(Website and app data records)
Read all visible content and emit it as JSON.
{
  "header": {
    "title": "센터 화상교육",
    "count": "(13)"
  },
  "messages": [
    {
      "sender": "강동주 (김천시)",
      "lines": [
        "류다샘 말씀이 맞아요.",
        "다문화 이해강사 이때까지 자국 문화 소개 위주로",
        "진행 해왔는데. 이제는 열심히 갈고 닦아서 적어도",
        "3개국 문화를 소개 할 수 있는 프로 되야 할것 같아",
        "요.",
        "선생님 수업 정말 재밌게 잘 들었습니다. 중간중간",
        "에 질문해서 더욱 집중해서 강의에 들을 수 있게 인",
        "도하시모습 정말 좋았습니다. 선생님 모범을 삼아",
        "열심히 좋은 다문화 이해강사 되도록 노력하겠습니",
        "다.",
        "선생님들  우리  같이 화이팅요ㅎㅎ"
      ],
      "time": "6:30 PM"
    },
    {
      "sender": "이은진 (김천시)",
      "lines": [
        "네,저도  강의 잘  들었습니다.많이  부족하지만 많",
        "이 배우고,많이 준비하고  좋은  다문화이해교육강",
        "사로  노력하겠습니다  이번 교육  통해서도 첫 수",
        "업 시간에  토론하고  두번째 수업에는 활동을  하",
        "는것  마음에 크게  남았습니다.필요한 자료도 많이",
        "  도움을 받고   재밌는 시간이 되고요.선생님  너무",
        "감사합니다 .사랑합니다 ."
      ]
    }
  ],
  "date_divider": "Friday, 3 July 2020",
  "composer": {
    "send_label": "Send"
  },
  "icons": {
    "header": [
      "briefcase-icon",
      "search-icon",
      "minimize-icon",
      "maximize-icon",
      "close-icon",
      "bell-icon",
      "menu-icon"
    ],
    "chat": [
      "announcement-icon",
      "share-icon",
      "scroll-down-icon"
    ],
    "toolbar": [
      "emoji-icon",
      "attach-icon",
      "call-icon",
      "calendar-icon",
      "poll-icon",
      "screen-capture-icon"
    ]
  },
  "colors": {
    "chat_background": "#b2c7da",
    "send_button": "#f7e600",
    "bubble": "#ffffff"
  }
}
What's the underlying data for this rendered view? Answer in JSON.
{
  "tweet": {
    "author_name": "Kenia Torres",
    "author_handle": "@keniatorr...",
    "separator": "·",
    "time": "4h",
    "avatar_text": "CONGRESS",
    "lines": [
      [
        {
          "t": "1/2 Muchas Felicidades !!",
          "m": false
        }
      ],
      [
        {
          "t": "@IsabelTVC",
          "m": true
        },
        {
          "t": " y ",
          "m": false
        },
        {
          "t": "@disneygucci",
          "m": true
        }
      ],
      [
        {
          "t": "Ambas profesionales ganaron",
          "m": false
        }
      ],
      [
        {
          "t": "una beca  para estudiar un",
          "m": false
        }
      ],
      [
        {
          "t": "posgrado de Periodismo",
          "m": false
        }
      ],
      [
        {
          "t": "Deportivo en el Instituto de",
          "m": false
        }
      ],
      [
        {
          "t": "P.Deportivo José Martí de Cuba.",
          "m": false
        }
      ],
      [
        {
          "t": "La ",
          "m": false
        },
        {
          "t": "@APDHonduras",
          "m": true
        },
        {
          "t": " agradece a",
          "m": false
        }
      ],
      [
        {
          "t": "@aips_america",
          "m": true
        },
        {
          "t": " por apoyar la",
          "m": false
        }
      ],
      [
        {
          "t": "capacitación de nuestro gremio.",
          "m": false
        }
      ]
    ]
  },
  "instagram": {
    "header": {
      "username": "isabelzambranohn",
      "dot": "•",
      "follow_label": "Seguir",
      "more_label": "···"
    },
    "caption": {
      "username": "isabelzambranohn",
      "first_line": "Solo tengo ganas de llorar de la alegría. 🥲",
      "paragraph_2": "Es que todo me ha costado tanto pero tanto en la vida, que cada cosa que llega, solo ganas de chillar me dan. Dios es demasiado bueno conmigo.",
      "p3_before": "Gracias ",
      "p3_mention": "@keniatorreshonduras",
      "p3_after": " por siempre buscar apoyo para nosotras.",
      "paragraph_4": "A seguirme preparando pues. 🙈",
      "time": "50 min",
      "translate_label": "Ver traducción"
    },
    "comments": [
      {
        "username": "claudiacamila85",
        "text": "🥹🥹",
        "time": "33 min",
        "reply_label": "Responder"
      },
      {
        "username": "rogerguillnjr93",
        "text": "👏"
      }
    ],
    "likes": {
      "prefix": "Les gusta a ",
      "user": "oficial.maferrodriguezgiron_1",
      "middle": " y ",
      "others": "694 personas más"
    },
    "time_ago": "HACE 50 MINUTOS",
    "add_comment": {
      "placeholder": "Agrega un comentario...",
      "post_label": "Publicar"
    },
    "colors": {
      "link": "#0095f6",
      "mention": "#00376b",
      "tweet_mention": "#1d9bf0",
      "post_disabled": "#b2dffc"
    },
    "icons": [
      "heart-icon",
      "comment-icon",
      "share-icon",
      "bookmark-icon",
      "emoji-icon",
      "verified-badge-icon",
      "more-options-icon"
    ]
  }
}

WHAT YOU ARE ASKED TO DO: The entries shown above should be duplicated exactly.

RESULT OF THIS EXERCISE:
Read all visible content and emit it as JSON.
{
  "header": {
    "title": "센터 화상교육",
    "count": "(13)"
  },
  "messages": [
    {
      "sender": "강동주 (김천시)",
      "lines": [
        "류다샘 말씀이 맞아요.",
        "다문화 이해강사 이때까지 자국 문화 소개 위주로",
        "진행 해왔는데. 이제는 열심히 갈고 닦아서 적어도",
        "3개국 문화를 소개 할 수 있는 프로 되야 할것 같아",
        "요.",
        "선생님 수업 정말 재밌게 잘 들었습니다. 중간중간",
        "에 질문해서 더욱 집중해서 강의에 들을 수 있게 인",
        "도하시모습 정말 좋았습니다. 선생님 모범을 삼아",
        "열심히 좋은 다문화 이해강사 되도록 노력하겠습니",
        "다.",
        "선생님들  우리  같이 화이팅요ㅎㅎ"
      ],
      "time": "6:30 PM"
    },
    {
      "sender": "이은진 (김천시)",
      "lines": [
        "네,저도  강의 잘  들었습니다.많이  부족하지만 많",
        "이 배우고,많이 준비하고  좋은  다문화이해교육강",
        "사로  노력하겠습니다  이번 교육  통해서도 첫 수",
        "업 시간에  토론하고  두번째 수업에는 활동을  하",
        "는것  마음에 크게  남았습니다.필요한 자료도 많이",
        "  도움을 받고   재밌는 시간이 되고요.선생님  너무",
        "감사합니다 .사랑합니다 ."
      ]
    }
  ],
  "date_divider": "Friday, 3 July 2020",
  "composer": {
    "send_label": "Send"
  },
  "icons": {
    "header": [
      "briefcase-icon",
      "search-icon",
      "minimize-icon",
      "maximize-icon",
      "close-icon",
      "bell-icon",
      "menu-icon"
    ],
    "chat": [
      "announcement-icon",
      "share-icon",
      "scroll-down-icon"
    ],
    "toolbar": [
      "emoji-icon",
      "attach-icon",
      "call-icon",
      "calendar-icon",
      "poll-icon",
      "screen-capture-icon"
    ]
  },
  "colors": {
    "chat_background": "#b2c7da",
    "send_button": "#f7e600",
    "bubble": "#ffffff"
  }
}
What's the underlying data for this rendered view? Answer in JSON.
{
  "tweet": {
    "author_name": "Kenia Torres",
    "author_handle": "@keniatorr...",
    "separator": "·",
    "time": "4h",
    "avatar_text": "CONGRESS",
    "lines": [
      [
        {
          "t": "1/2 Muchas Felicidades !!",
          "m": false
        }
      ],
      [
        {
          "t": "@IsabelTVC",
          "m": true
        },
        {
          "t": " y ",
          "m": false
        },
        {
          "t": "@disneygucci",
          "m": true
        }
      ],
      [
        {
          "t": "Ambas profesionales ganaron",
          "m": false
        }
      ],
      [
        {
          "t": "una beca  para estudiar un",
          "m": false
        }
      ],
      [
        {
          "t": "posgrado de Periodismo",
          "m": false
        }
      ],
      [
        {
          "t": "Deportivo en el Instituto de",
          "m": false
        }
      ],
      [
        {
          "t": "P.Deportivo José Martí de Cuba.",
          "m": false
        }
      ],
      [
        {
          "t": "La ",
          "m": false
        },
        {
          "t": "@APDHonduras",
          "m": true
        },
        {
          "t": " agradece a",
          "m": false
        }
      ],
      [
        {
          "t": "@aips_america",
          "m": true
        },
        {
          "t": " por apoyar la",
          "m": false
        }
      ],
      [
        {
          "t": "capacitación de nuestro gremio.",
          "m": false
        }
      ]
    ]
  },
  "instagram": {
    "header": {
      "username": "isabelzambranohn",
      "dot": "•",
      "follow_label": "Seguir",
      "more_label": "···"
    },
    "caption": {
      "username": "isabelzambranohn",
      "first_line": "Solo tengo ganas de llorar de la alegría. 🥲",
      "paragraph_2": "Es que todo me ha costado tanto pero tanto en la vida, que cada cosa que llega, solo ganas de chillar me dan. Dios es demasiado bueno conmigo.",
      "p3_before": "Gracias ",
      "p3_mention": "@keniatorreshonduras",
      "p3_after": " por siempre buscar apoyo para nosotras.",
      "paragraph_4": "A seguirme preparando pues. 🙈",
      "time": "50 min",
      "translate_label": "Ver traducción"
    },
    "comments": [
      {
        "username": "claudiacamila85",
        "text": "🥹🥹",
        "time": "33 min",
        "reply_label": "Responder"
      },
      {
        "username": "rogerguillnjr93",
        "text": "👏"
      }
    ],
    "likes": {
      "prefix": "Les gusta a ",
      "user": "oficial.maferrodriguezgiron_1",
      "middle": " y ",
      "others": "694 personas más"
    },
    "time_ago": "HACE 50 MINUTOS",
    "add_comment": {
      "placeholder": "Agrega un comentario...",
      "post_label": "Publicar"
    },
    "colors": {
      "link": "#0095f6",
      "mention": "#00376b",
      "tweet_mention": "#1d9bf0",
      "post_disabled": "#b2dffc"
    },
    "icons": [
      "heart-icon",
      "comment-icon",
      "share-icon",
      "bookmark-icon",
      "emoji-icon",
      "verified-badge-icon",
      "more-options-icon"
    ]
  }
}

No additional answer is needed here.